Several years ago my mother gave me a box containing “dad’s letters”. It wasn’t until recently that I took a look inside the box. What I found was several manila envelopes stuffed with letters that were written between January 1943 and February 1946 while my father was in the service during WWII. My mother said that she had read the letters several years ago after my father passed, but did not really remember the contents other than to say that they seemed to be rather mundane letters about what was going on. On a quick look at them I discovered that for the most part the letters seem to be correspondence between him, his brother and his family back home in Albany, NY. There are also letters from other friends and family both back home and in the military as well as assorted newspaper clippings, military orders and other memorabilia.
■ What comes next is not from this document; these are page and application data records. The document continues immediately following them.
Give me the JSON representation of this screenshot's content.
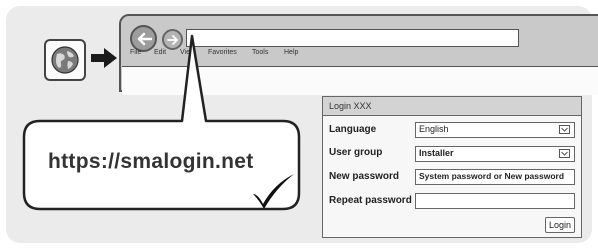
{
  "menu": [
    "File",
    "Edit",
    "View",
    "Favorites",
    "Tools",
    "Help"
  ],
  "callout_url": "https://smalogin.net",
  "login": {
    "title": "Login XXX",
    "language_label": "Language",
    "language_value": "English",
    "user_group_label": "User group",
    "user_group_value": "Installer",
    "new_password_label": "New password",
    "new_password_value": "System password or New password",
    "repeat_password_label": "Repeat password",
    "repeat_password_value": "",
    "login_button": "Login"
  },
  "icons": [
    "globe-icon",
    "arrow-right-icon",
    "back-arrow-icon",
    "forward-arrow-icon",
    "checkmark-icon",
    "dropdown-check-icon"
  ],
  "colors": {
    "panel": "#ebebeb",
    "browser_chrome": "#c9c9c9",
    "outline": "#555555"
  }
}
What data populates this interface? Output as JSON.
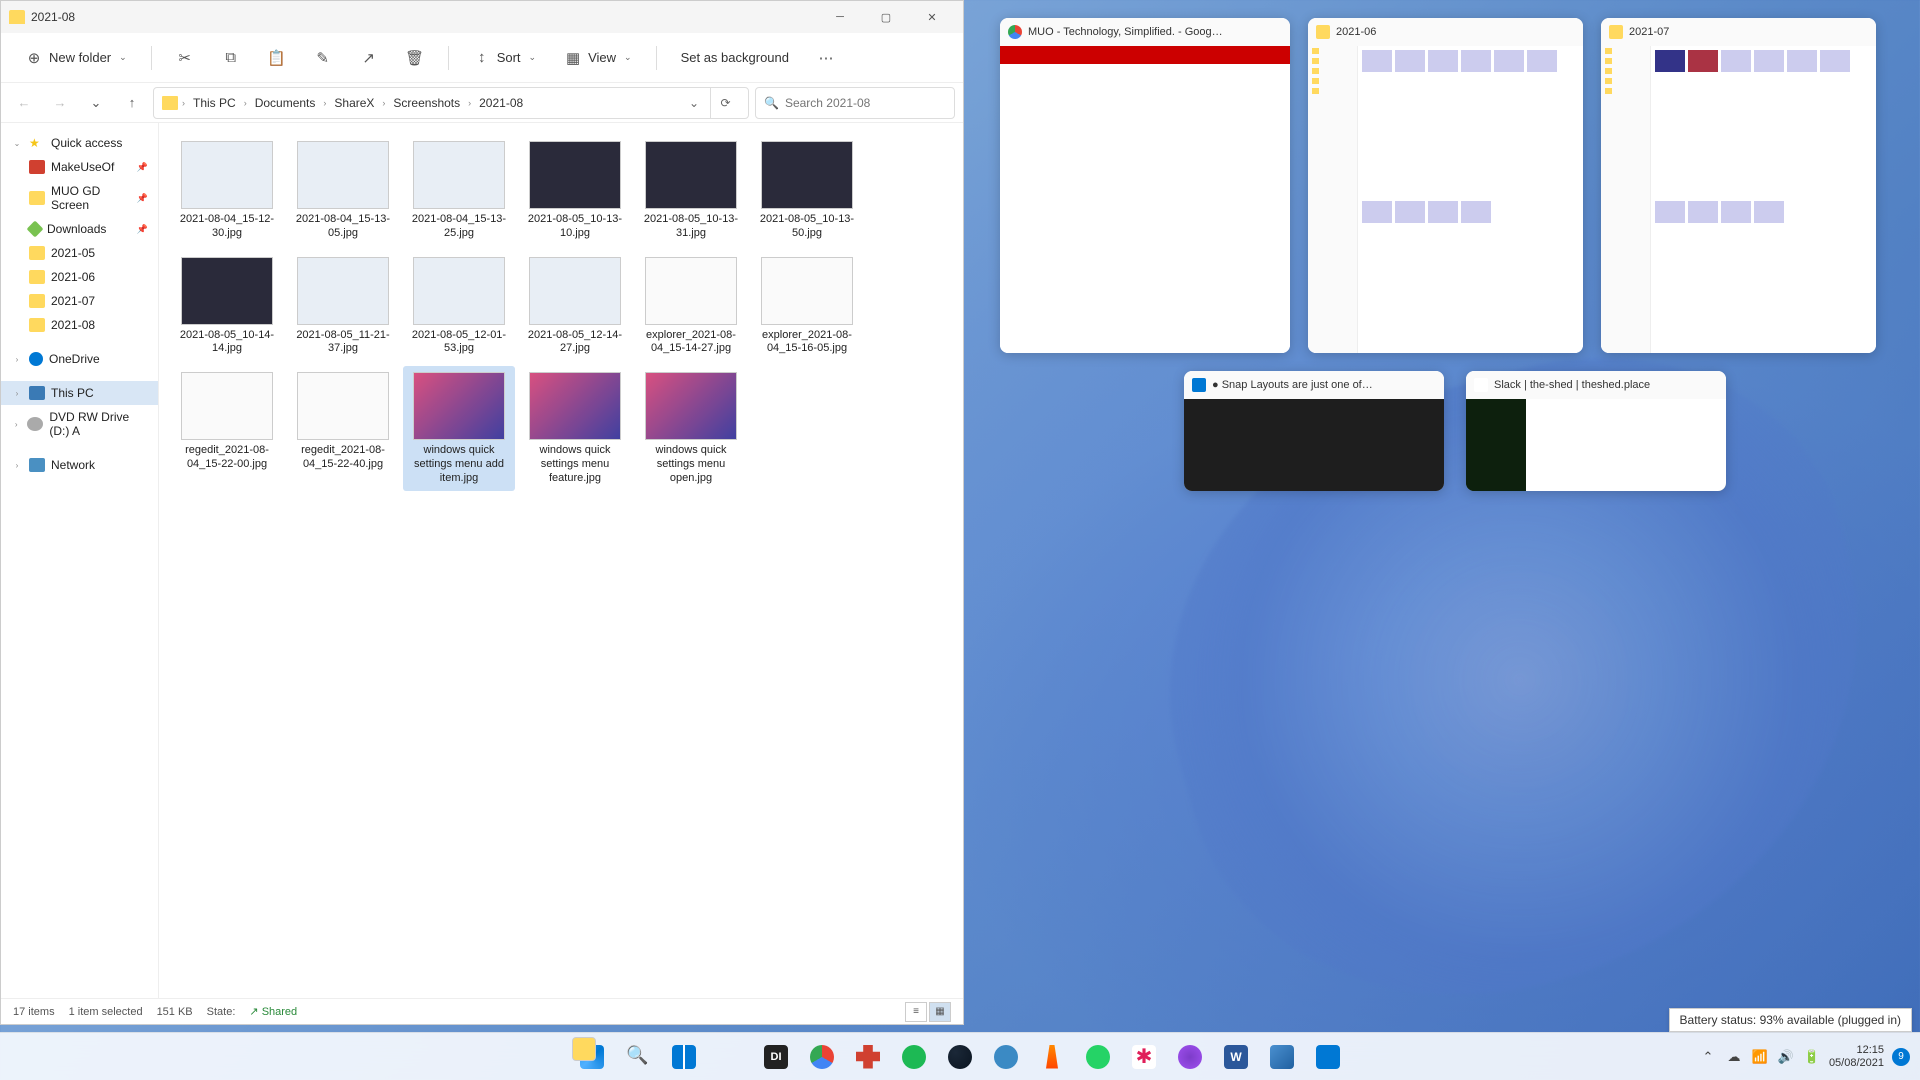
{
  "window": {
    "title": "2021-08",
    "toolbar": {
      "new_folder": "New folder",
      "sort": "Sort",
      "view": "View",
      "set_background": "Set as background"
    },
    "breadcrumb": [
      "This PC",
      "Documents",
      "ShareX",
      "Screenshots",
      "2021-08"
    ],
    "search_placeholder": "Search 2021-08"
  },
  "sidebar": {
    "quick_access": "Quick access",
    "items": [
      {
        "label": "MakeUseOf",
        "icon": "red",
        "pinned": true
      },
      {
        "label": "MUO GD Screen",
        "icon": "folder",
        "pinned": true
      },
      {
        "label": "Downloads",
        "icon": "green",
        "pinned": true
      },
      {
        "label": "2021-05",
        "icon": "folder"
      },
      {
        "label": "2021-06",
        "icon": "folder"
      },
      {
        "label": "2021-07",
        "icon": "folder"
      },
      {
        "label": "2021-08",
        "icon": "folder"
      }
    ],
    "onedrive": "OneDrive",
    "thispc": "This PC",
    "dvd": "DVD RW Drive (D:) A",
    "network": "Network"
  },
  "files": [
    {
      "name": "2021-08-04_15-12-30.jpg",
      "thumb": "light"
    },
    {
      "name": "2021-08-04_15-13-05.jpg",
      "thumb": "light"
    },
    {
      "name": "2021-08-04_15-13-25.jpg",
      "thumb": "light"
    },
    {
      "name": "2021-08-05_10-13-10.jpg",
      "thumb": "dark"
    },
    {
      "name": "2021-08-05_10-13-31.jpg",
      "thumb": "dark"
    },
    {
      "name": "2021-08-05_10-13-50.jpg",
      "thumb": "dark"
    },
    {
      "name": "2021-08-05_10-14-14.jpg",
      "thumb": "dark"
    },
    {
      "name": "2021-08-05_11-21-37.jpg",
      "thumb": "light"
    },
    {
      "name": "2021-08-05_12-01-53.jpg",
      "thumb": "light"
    },
    {
      "name": "2021-08-05_12-14-27.jpg",
      "thumb": "light"
    },
    {
      "name": "explorer_2021-08-04_15-14-27.jpg",
      "thumb": "white"
    },
    {
      "name": "explorer_2021-08-04_15-16-05.jpg",
      "thumb": "white"
    },
    {
      "name": "regedit_2021-08-04_15-22-00.jpg",
      "thumb": "white"
    },
    {
      "name": "regedit_2021-08-04_15-22-40.jpg",
      "thumb": "white"
    },
    {
      "name": "windows quick settings menu add item.jpg",
      "thumb": "pink",
      "selected": true
    },
    {
      "name": "windows quick settings menu feature.jpg",
      "thumb": "pink"
    },
    {
      "name": "windows quick settings menu open.jpg",
      "thumb": "pink"
    }
  ],
  "status": {
    "count": "17 items",
    "selected": "1 item selected",
    "size": "151 KB",
    "state_label": "State:",
    "state_value": "Shared"
  },
  "snap": {
    "cards": [
      {
        "title": "MUO - Technology, Simplified. - Goog…",
        "icon": "chrome",
        "body": "website"
      },
      {
        "title": "2021-06",
        "icon": "folder",
        "body": "explorer"
      },
      {
        "title": "2021-07",
        "icon": "folder",
        "body": "explorer"
      },
      {
        "title": "● Snap Layouts are just one of…",
        "icon": "vscode",
        "body": "dark"
      },
      {
        "title": "Slack | the-shed | theshed.place",
        "icon": "slack",
        "body": "slack"
      }
    ]
  },
  "battery_tooltip": "Battery status: 93% available (plugged in)",
  "systray": {
    "time": "12:15",
    "date": "05/08/2021",
    "notifications": "9"
  }
}
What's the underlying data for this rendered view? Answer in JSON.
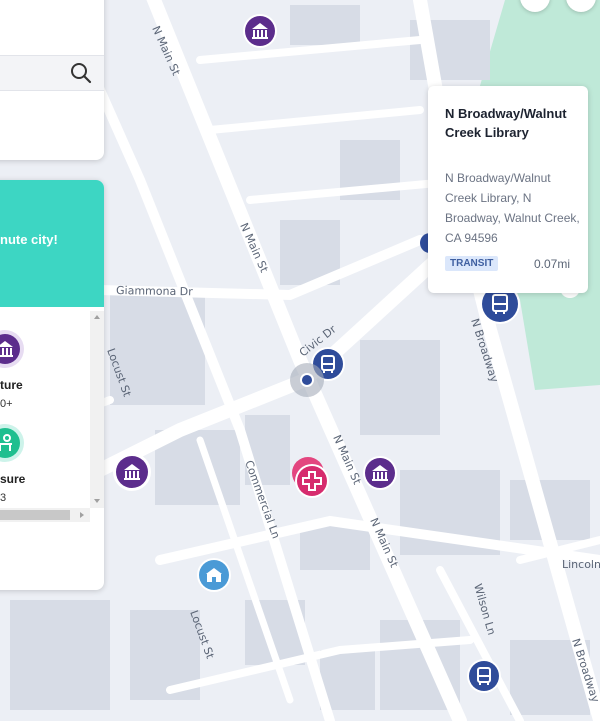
{
  "map": {
    "streets": [
      {
        "name": "N Main St"
      },
      {
        "name": "N Main St"
      },
      {
        "name": "N Main St"
      },
      {
        "name": "N Main St"
      },
      {
        "name": "Giammona Dr"
      },
      {
        "name": "Civic Dr"
      },
      {
        "name": "Locust St"
      },
      {
        "name": "Locust St"
      },
      {
        "name": "Commercial Ln"
      },
      {
        "name": "N Broadway"
      },
      {
        "name": "N Broadway"
      },
      {
        "name": "Wilson Ln"
      },
      {
        "name": "Lincoln"
      }
    ]
  },
  "score_panel": {
    "banner_text": "nute city!",
    "categories": [
      {
        "label": "ture",
        "count": "0+",
        "icon": "museum-icon"
      },
      {
        "label": "sure",
        "count": "3",
        "icon": "park-bench-icon"
      }
    ]
  },
  "popup": {
    "title": "N Broadway/Walnut Creek Library",
    "address": "N Broadway/Walnut Creek Library, N Broadway, Walnut Creek, CA 94596",
    "tag": "TRANSIT",
    "distance": "0.07mi"
  },
  "colors": {
    "map_background": "#eceff5",
    "road": "#ffffff",
    "building": "#d7dce6",
    "park": "#bfe9d8",
    "museum_marker": "#5c2d8c",
    "health_marker": "#d62c6e",
    "transit_marker": "#2f4c9a",
    "school_marker": "#4a9ad6",
    "banner": "#3dd6c3"
  }
}
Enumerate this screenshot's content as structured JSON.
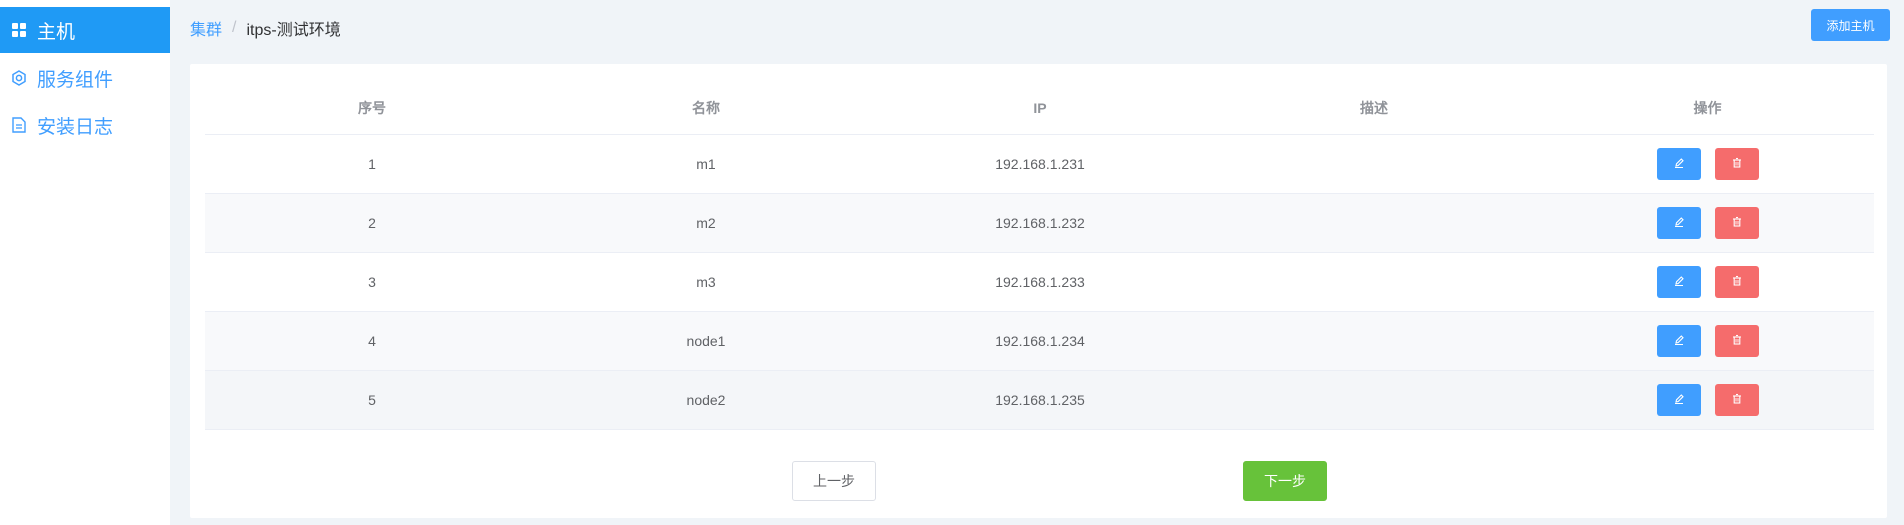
{
  "sidebar": {
    "items": [
      {
        "label": "主机",
        "icon": "grid-icon",
        "active": true
      },
      {
        "label": "服务组件",
        "icon": "gear-icon",
        "active": false
      },
      {
        "label": "安装日志",
        "icon": "document-icon",
        "active": false
      }
    ]
  },
  "breadcrumb": {
    "parent": "集群",
    "separator": "/",
    "current": "itps-测试环境"
  },
  "header": {
    "add_label": "添加主机"
  },
  "table": {
    "columns": [
      "序号",
      "名称",
      "IP",
      "描述",
      "操作"
    ],
    "rows": [
      {
        "index": "1",
        "name": "m1",
        "ip": "192.168.1.231",
        "desc": ""
      },
      {
        "index": "2",
        "name": "m2",
        "ip": "192.168.1.232",
        "desc": ""
      },
      {
        "index": "3",
        "name": "m3",
        "ip": "192.168.1.233",
        "desc": ""
      },
      {
        "index": "4",
        "name": "node1",
        "ip": "192.168.1.234",
        "desc": ""
      },
      {
        "index": "5",
        "name": "node2",
        "ip": "192.168.1.235",
        "desc": ""
      }
    ],
    "row_actions": [
      "edit-icon",
      "delete-icon"
    ]
  },
  "footer": {
    "prev_label": "上一步",
    "next_label": "下一步"
  },
  "colors": {
    "primary": "#409eff",
    "sidebar_active": "#1f9af5",
    "danger": "#f56c6c",
    "success": "#67c23a"
  }
}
Fortunately, Mom put all the letters in date order when she went through them all those years ago.
I’ve recently begun the project of getting the letters out of the files and making digital copies of them. As an avid scrapbooker, my wife advised that I do that right away. Along the way, I’m taking the time to read the letters as my four-in-one scanner runs a little slow for my liking. Of course, all of this is happening between other obligations.
As I’ve been telling friends about the project they’ve expressed tremendous interest and I’ve had many people offer support in many ways. Needless to say my brothers are intrigued by this as are other family members. I’ve decided to start this blog in order to make it easy for my friends and family to keep on top of where I am with the project and as a way for me to let them know what I’m finding out as I go through the letters.
In the past week, I’ve gotten through about a months worth of letters. Doing some quick math, with 36 months worth of documents, I’ve realized that I am looking at the project taking at least nine months. So for now I’m getting the letters into new folders lined with acid free paper and placing acid free sheets between the documents in order to get them immediately stabilized. I’ve learned how to handle all the papers while wearing those little white conservators gloves.
So, what have I found out so far? Well, for now I’ve learned that Dad was inducted on New Year’s day 1943, immediately given a seven day furlough and reported to Camp Upton on Long Island on or about January 8, 1943. Within a week he was off to basic training in Miami Beach where the letters from his brother started to catch up with him. More later, but for now I need to return to the task of stabilizing the documents and getting them in some form of proper storage.